Watershed sees low coho returns, despite ample flows

01/16/2020

Dismally low numbers of adult coho salmon are returning to the Lagunitas Creek watershed this winter, despite adequate streamflows. Out of the nearly 8,000 smolts that migrated to sea in 2018, the Marin Municipal Water District estimates just one percent have returned to spawn. 

“In early December, things were still shaping up as I expected,” said Eric Ettlinger, an aquatic ecologist with the water district. “We were expecting a below-average run and the numbers looked a little below average but nothing alarming. And then the numbers started to decline, when in most years they would be ramping up. In a number of weeks, I went from a little concerned to very concerned.”

The total number recorded across Lagunitas, San Geronimo and Devil’s Gulch Creeks on Jan. 8 was 123 coho and 41 nests, known as redds, which is just a third of the district’s documented average for the time of year. There is still a chance for that number to improve slightly, as spawning peaks between December and the end of January, but it’s a record-low year for the past decade. 

There are several possible explanations for the troubles of this cohort, born three years ago.

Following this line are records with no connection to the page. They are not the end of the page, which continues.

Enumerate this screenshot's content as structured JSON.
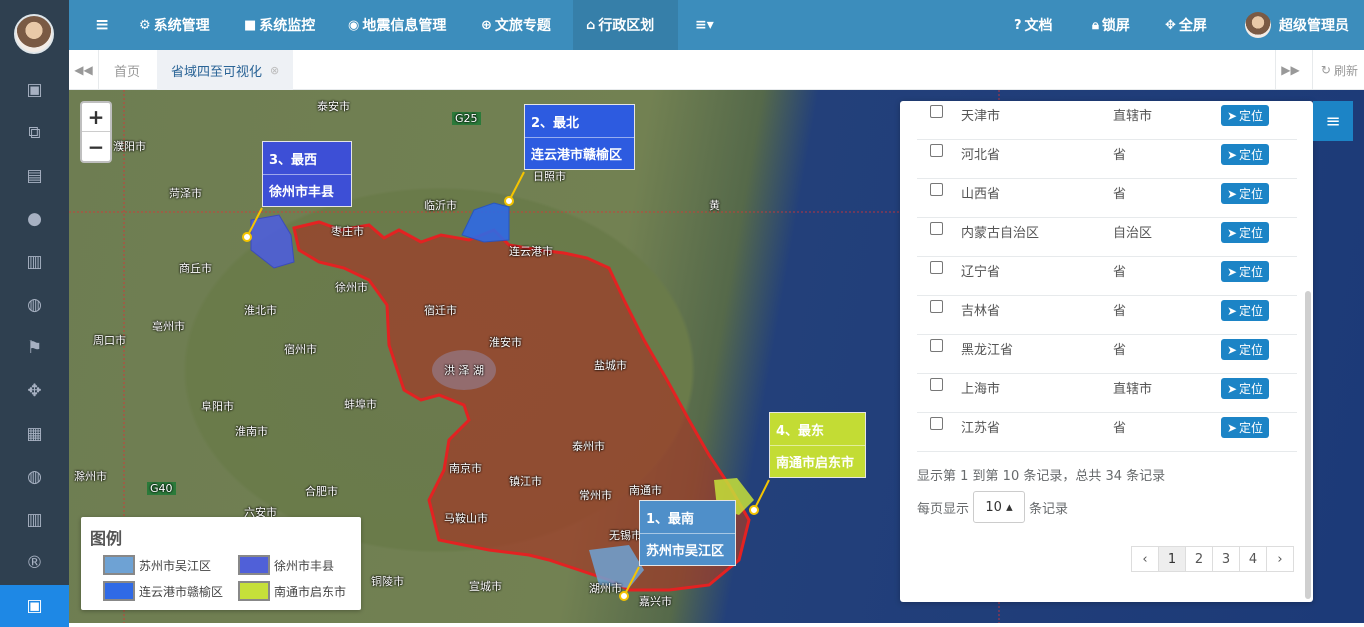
{
  "sidebar": {
    "icons": [
      "layout-icon",
      "diagram-icon",
      "map-icon",
      "marker-icon",
      "bar-chart-icon",
      "globe-icon",
      "flag-icon",
      "move-icon",
      "area-chart-icon",
      "globe-icon-2",
      "bar-chart-icon-2",
      "registered-icon",
      "layout-icon-active"
    ]
  },
  "topnav": {
    "menu_toggle": "≡",
    "items": [
      {
        "label": "系统管理",
        "icon": "gear-icon"
      },
      {
        "label": "系统监控",
        "icon": "video-icon"
      },
      {
        "label": "地震信息管理",
        "icon": "marker-icon"
      },
      {
        "label": "文旅专题",
        "icon": "globe-icon"
      },
      {
        "label": "行政区划",
        "icon": "bank-icon"
      },
      {
        "label": "≡▾",
        "icon": "more-icon"
      }
    ],
    "docs": "文档",
    "lock": "锁屏",
    "fullscreen": "全屏",
    "username": "超级管理员"
  },
  "tabbar": {
    "home": "首页",
    "active_tab": "省域四至可视化",
    "refresh": "刷新"
  },
  "map": {
    "zoom_in": "+",
    "zoom_out": "−",
    "callouts": [
      {
        "title": "1、最南",
        "name": "苏州市吴江区",
        "color": "#4f8fc9"
      },
      {
        "title": "2、最北",
        "name": "连云港市赣榆区",
        "color": "#2d5be0"
      },
      {
        "title": "3、最西",
        "name": "徐州市丰县",
        "color": "#3d4fd6"
      },
      {
        "title": "4、最东",
        "name": "南通市启东市",
        "color": "#c3dc34"
      }
    ],
    "places": [
      "泰安市",
      "濮阳市",
      "菏泽市",
      "日照市",
      "临沂市",
      "枣庄市",
      "连云港市",
      "商丘市",
      "徐州市",
      "宿迁市",
      "淮北市",
      "亳州市",
      "宿州市",
      "淮安市",
      "周口市",
      "盐城市",
      "洪 泽 湖",
      "阜阳市",
      "蚌埠市",
      "淮南市",
      "泰州市",
      "滁州市",
      "南京市",
      "镇江市",
      "常州市",
      "南通市",
      "合肥市",
      "马鞍山市",
      "无锡市",
      "六安市",
      "铜陵市",
      "宣城市",
      "湖州市",
      "嘉兴市",
      "黄"
    ],
    "road_labels": [
      "G25",
      "G40"
    ]
  },
  "legend": {
    "title": "图例",
    "items": [
      {
        "label": "苏州市吴江区",
        "color": "#6ea2d4"
      },
      {
        "label": "徐州市丰县",
        "color": "#5060d8"
      },
      {
        "label": "连云港市赣榆区",
        "color": "#2f6ae6"
      },
      {
        "label": "南通市启东市",
        "color": "#c6e03a"
      }
    ]
  },
  "table": {
    "rows": [
      {
        "name": "天津市",
        "type": "直辖市"
      },
      {
        "name": "河北省",
        "type": "省"
      },
      {
        "name": "山西省",
        "type": "省"
      },
      {
        "name": "内蒙古自治区",
        "type": "自治区"
      },
      {
        "name": "辽宁省",
        "type": "省"
      },
      {
        "name": "吉林省",
        "type": "省"
      },
      {
        "name": "黑龙江省",
        "type": "省"
      },
      {
        "name": "上海市",
        "type": "直辖市"
      },
      {
        "name": "江苏省",
        "type": "省"
      }
    ],
    "locate_label": "定位",
    "info": "显示第 1 到第 10 条记录，总共 34 条记录",
    "per_page_prefix": "每页显示",
    "per_page_value": "10 ▴",
    "per_page_suffix": "条记录",
    "pages": [
      "‹",
      "1",
      "2",
      "3",
      "4",
      "›"
    ]
  },
  "panel_toggle": "≡"
}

Michael Reichmuth, a biologist at the Point Reyes National Seashore who monitors coho in Olema Creek, said drought conditions in 2017 and a heavy storm in the spring of 2018, right before the fish were leaving the watershed on their journey in the ocean, may have weakened the fish.

Ocean conditions are another factor worrying Mr. Ettlinger. “For a little fish, the key is to hit the ocean and grow fast before getting eaten, which requires getting to the ocean when plankton production is peaking. Was it a poor year for plankton, or were our fish somehow out of sync with the plankton bloom?” he asked in a recent press release. 

Dr. William Sydeman, the president and senior scientist of the Farallon Institute, said krill populations were indeed low in 2018 when these fish would have been relying on them for sustenance. The institute, which has tracked krill since 2000, doesn’t yet have the data for last year. 

What impact does a bad year have on the species? Mr. Ettlinger said it may not be cause for too much concern; the species is still reproducing in the creek and next year’s spawning generation could have more success. Last year was a banner year, with the largest run in 12 years.

Preston Brown, the conservation director for the Salmon Protection and Watershed Network, said it was important to look at overall trends. 

“Every year, we go through the same motion: we look at the past few years. How did this year compare with last year? This year kind of took a lot of people by surprise because these numbers are so low, but we need to look at all the data. The overall trend is that populations are increasingly declining. We may have bumps along the way, but let’s keep this broad picture in mind: the trend is downward.”  

Coho numbers dropped by 70 percent in California between the 1960s and 2002, when the species was designated endangered north of San Francisco. The federal coho recovery plan states that the population must maintain a spawning population of 2,600 fish over a 10-year period to be moved from its endangered status to threatened.

Mr. Brown said that over the past two decades of monitoring in the Lagunitas watershed, there have been an average of 500 adult fish and 250 redds per season—a far cry from the target numbers. 

The watershed, which hosts the southernmost population of coho in the state, is considered vital to the restoration of the species. Accordingly, SPAWN, the National Park Service, the water district and other agencies have undertaken numerous projects over the past two decades.  

Most recently, SPAWN completed a $3 million restoration in the ghost towns of Tocaloma and Jewell, included lifting 13,000 cubic yards of fill out of the creek to create floodplain. The group removed retaining walls, created side channels and installed woody debris.

The group is now in the final stages of permitting a pair of restoration projects on the former San Geronimo Golf Course property that will repair a fish ladder and make improvements upstream on San Geronimo Creek. Mr. Brown said he hopes the group will begin the projects by summer.